. This suggests that loss of hepatocyte mARC1 function may decrease the number, but increase the size, of secreted VLDL particles leading to reduced apo B and increased plasma TG, respectively. Transcriptomic analysis demonstrated a decreased expression of genes involved in FA metabolic processes and PPAR signalling upon mARC1 knockdown in vitro and in vivo. These findings are consistent with the decreased concentration of 3-hydroxybutyrate in cell culture supernatant and mouse plasma following mARC1 knockdown. Observed alterations in the Kennedy pathway in siMTARC1 treated PHH are consistent with the observation that carriers of the A allele of rs2642438 have increased phosphatidylcholine in liver biopsies, which is essential for the secretion of VLDL.
. Together, these findings suggest that MTARC1 inhibition influences TG secretion, rather than lipid catabolism, to reduce hepatic TG. The molecular mechanisms by which mARC1 exerts its effects on TG metabolism, and whether changes in 3-hydroxybutyrate and the Kennedy pathway are causative, require further study.
While human genetics links MTARC1 to more advanced forms of NAFLD,
, hepatocyte-specific knockdown of mARC1 did not improve previously established fibrosis in a DIO-NASH model. This may be due to a contribution of non-hepatocyte mARC1 to the genetic signal, species differences or temporal considerations. The anti-steatotic effect of mARC1 inhibition may be sufficient to prevent, but not reverse, the development of fibrosis in agreement with a Mtarc1-induced reduction of α-SMA. Alternatively, a longer treatment period may be necessary to impact fibrosis in the DIO-NASH model. Future studies will be necessary to determine if mARC1 alters fibrosis, if such an effect is mediated via steatosis or direct mechanisms and when in the disease progression therapeutic intervention may be effective.
In summary, genetically predicted MTARC1 gene expression is associated with multiple metabolic traits and hepatocyte mARC1 likely mediates the association with hepatic and plasma lipids. Knockdown of mARC1 in PHH and mice decreases intrahepatocellular lipid content and increases TG secretion. This work supports the therapeutic utility of hepatocyte-specific targeting of mARC1 and further studies to elucidate the mechanisms by which mARC1 impacts NAFLD.

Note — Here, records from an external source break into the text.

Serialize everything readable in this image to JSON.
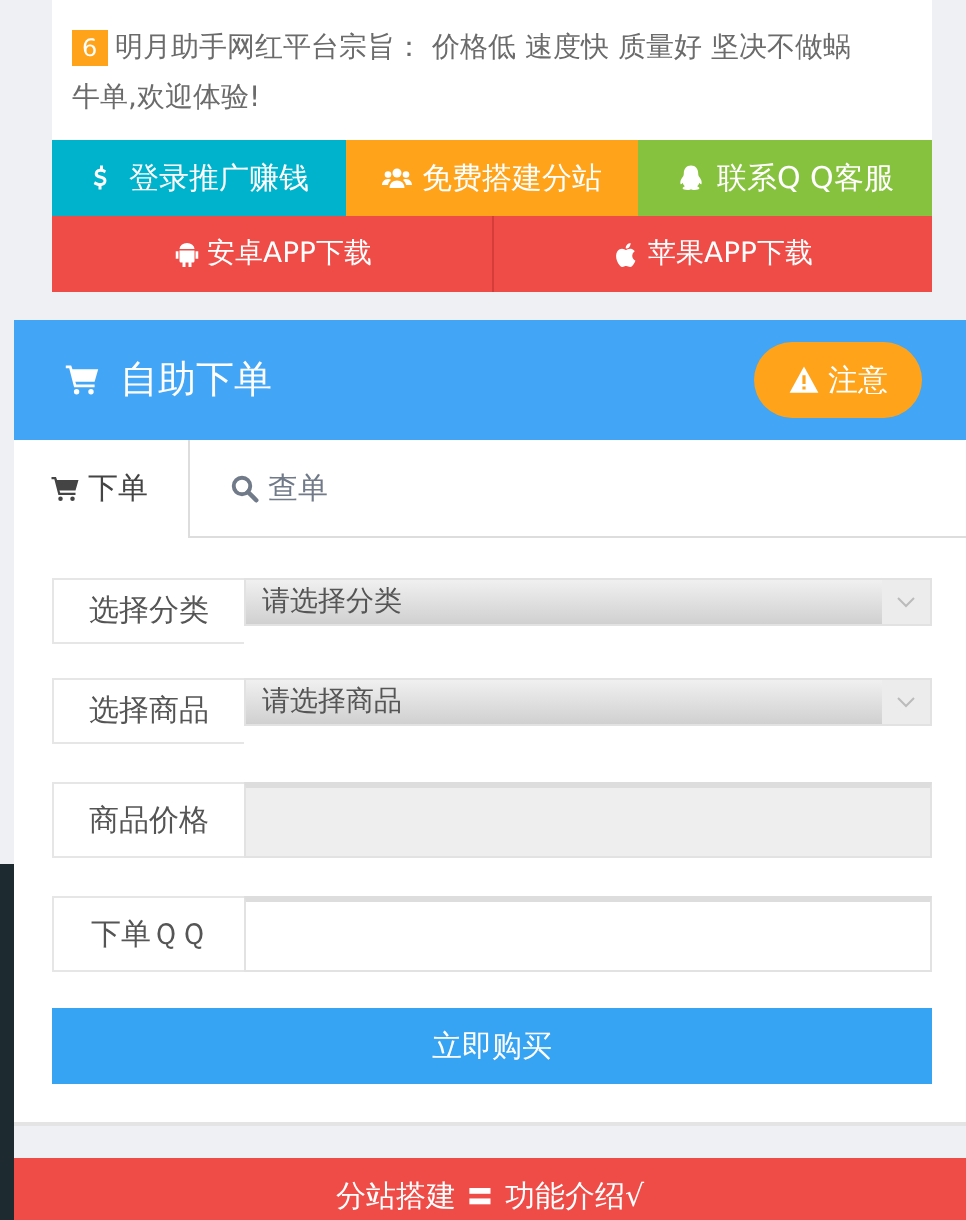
{
  "notice": {
    "badge": "6",
    "text": "明月助手网红平台宗旨： 价格低 速度快 质量好 坚决不做蜗牛单,欢迎体验!"
  },
  "quick_links": [
    {
      "label": "登录推广赚钱",
      "kind": "dollar",
      "color": "#00b3cc"
    },
    {
      "label": "免费搭建分站",
      "kind": "users",
      "color": "#ffa31a"
    },
    {
      "label": "联系Q Q客服",
      "kind": "qq",
      "color": "#86c23d"
    }
  ],
  "app_links": [
    {
      "label": "安卓APP下载",
      "kind": "android"
    },
    {
      "label": "苹果APP下载",
      "kind": "apple"
    }
  ],
  "order_panel": {
    "title": "自助下单",
    "notice_button": "注意",
    "tabs": [
      {
        "label": "下单",
        "kind": "cart",
        "selected": true
      },
      {
        "label": "查单",
        "kind": "search",
        "selected": false
      }
    ],
    "fields": [
      {
        "kind": "select",
        "label": "选择分类",
        "value": "请选择分类"
      },
      {
        "kind": "select",
        "label": "选择商品",
        "value": "请选择商品"
      },
      {
        "kind": "readonly",
        "label": "商品价格"
      },
      {
        "kind": "input",
        "label": "下单ＱＱ"
      }
    ],
    "submit": "立即购买"
  },
  "footer_bar": {
    "text": "分站搭建 〓 功能介绍√"
  }
}
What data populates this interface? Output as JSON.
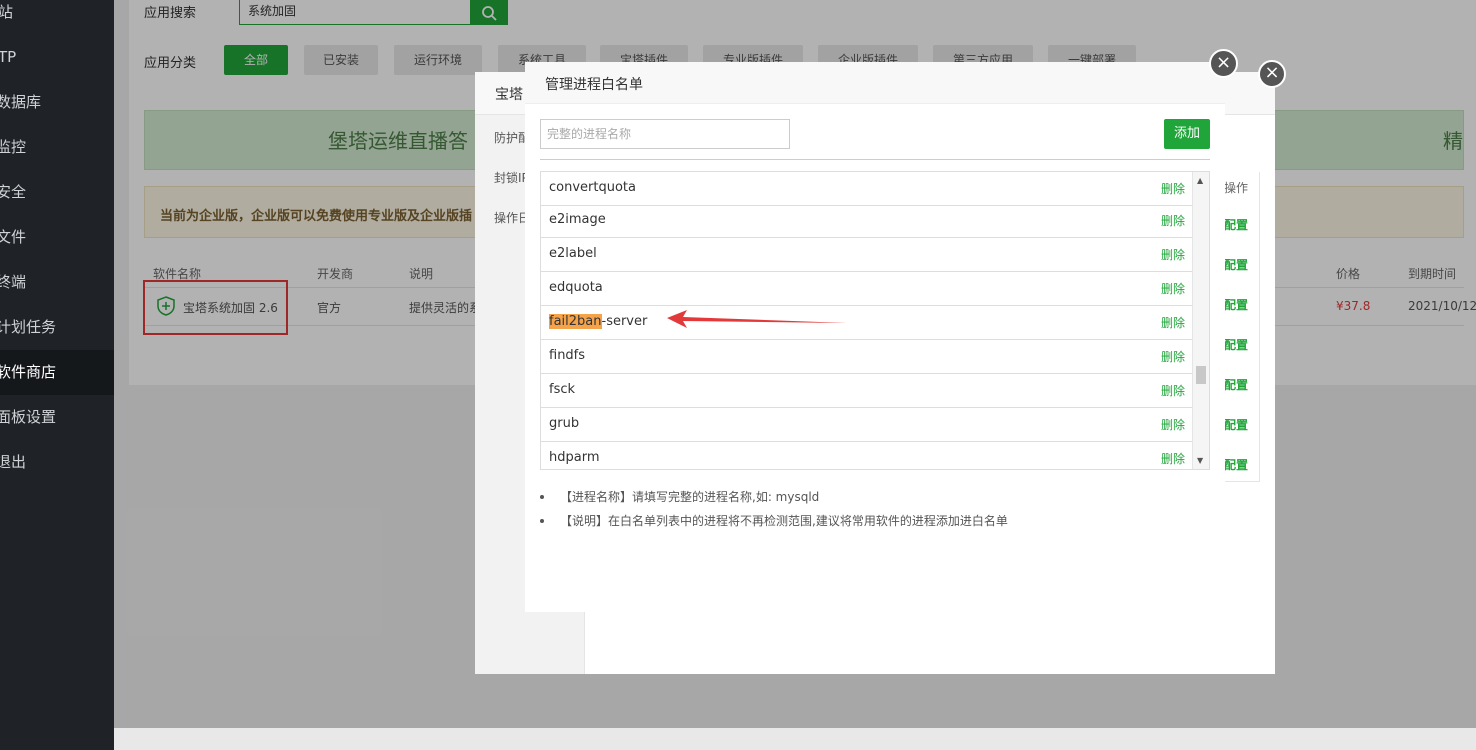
{
  "sidebar": {
    "items": [
      {
        "label": "站"
      },
      {
        "label": "TP"
      },
      {
        "label": "数据库"
      },
      {
        "label": "监控"
      },
      {
        "label": "安全"
      },
      {
        "label": "文件"
      },
      {
        "label": "终端"
      },
      {
        "label": "计划任务"
      },
      {
        "label": "软件商店"
      },
      {
        "label": "面板设置"
      },
      {
        "label": "退出"
      }
    ]
  },
  "store": {
    "search_label": "应用搜索",
    "search_value": "系统加固",
    "category_label": "应用分类",
    "categories": [
      "全部",
      "已安装",
      "运行环境",
      "系统工具",
      "宝塔插件",
      "专业版插件",
      "企业版插件",
      "第三方应用",
      "一键部署"
    ],
    "banner_text": "堡塔运维直播答",
    "banner_right": "精",
    "notice_text": "当前为企业版，企业版可以免费使用专业版及企业版插",
    "table_headers": {
      "name": "软件名称",
      "developer": "开发商",
      "desc": "说明",
      "price": "价格",
      "expire": "到期时间"
    },
    "row": {
      "name": "宝塔系统加固 2.6",
      "developer": "官方",
      "desc": "提供灵活的系",
      "price": "¥37.8",
      "expire": "2021/10/12"
    }
  },
  "bg_dialog": {
    "title": "宝塔",
    "tabs": [
      "防护配",
      "封锁IP",
      "操作日"
    ],
    "op_header": "操作",
    "op_label": "配置"
  },
  "dialog": {
    "title": "管理进程白名单",
    "input_placeholder": "完整的进程名称",
    "add_label": "添加",
    "delete_label": "删除",
    "processes": [
      {
        "highlight": "",
        "name": "convertquota"
      },
      {
        "highlight": "",
        "name": "e2image"
      },
      {
        "highlight": "",
        "name": "e2label"
      },
      {
        "highlight": "",
        "name": "edquota"
      },
      {
        "highlight": "fail2ban",
        "name": "-server"
      },
      {
        "highlight": "",
        "name": "findfs"
      },
      {
        "highlight": "",
        "name": "fsck"
      },
      {
        "highlight": "",
        "name": "grub"
      },
      {
        "highlight": "",
        "name": "hdparm"
      }
    ],
    "tips": [
      "【进程名称】请填写完整的进程名称,如: mysqld",
      "【说明】在白名单列表中的进程将不再检测范围,建议将常用软件的进程添加进白名单"
    ]
  },
  "colors": {
    "accent": "#20a53a",
    "highlight": "#f5a34a",
    "alert": "#e23a3a"
  }
}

The authors would like to thank T. Monfeuga, L. Payne, H.D. Radic, H. Lykkegaard, M.B. Larson and M. Grønborg for their excellent technical support. P. S. Petersen and M. Feigh at Gubra Aps are acknowledged for study management and development of the biopsy-confirmed DIO NASH mouse model. M. Abrams, C. Rijnbrand, and M. McGrath for sourcing the work carried out by Dicerna Pharmaceuticals Inc. We gratefully acknowledge the UK Biobank and all the participants in UK Biobank for providing data application #53639. The graphical abstract was created with BioRender.com.
Appendix A. Supplementary data
The following is/are the supplementary data to this article:
Vujkovic M, Ramdas S, Lorenz KM, Guo X, Darlay R, Cordell HJ, et al. A genome-wide association study for nonalcoholic fatty liver disease identifies novel genetic loci and trait-relevant candidate genes in the Million Veteran Program. 2021.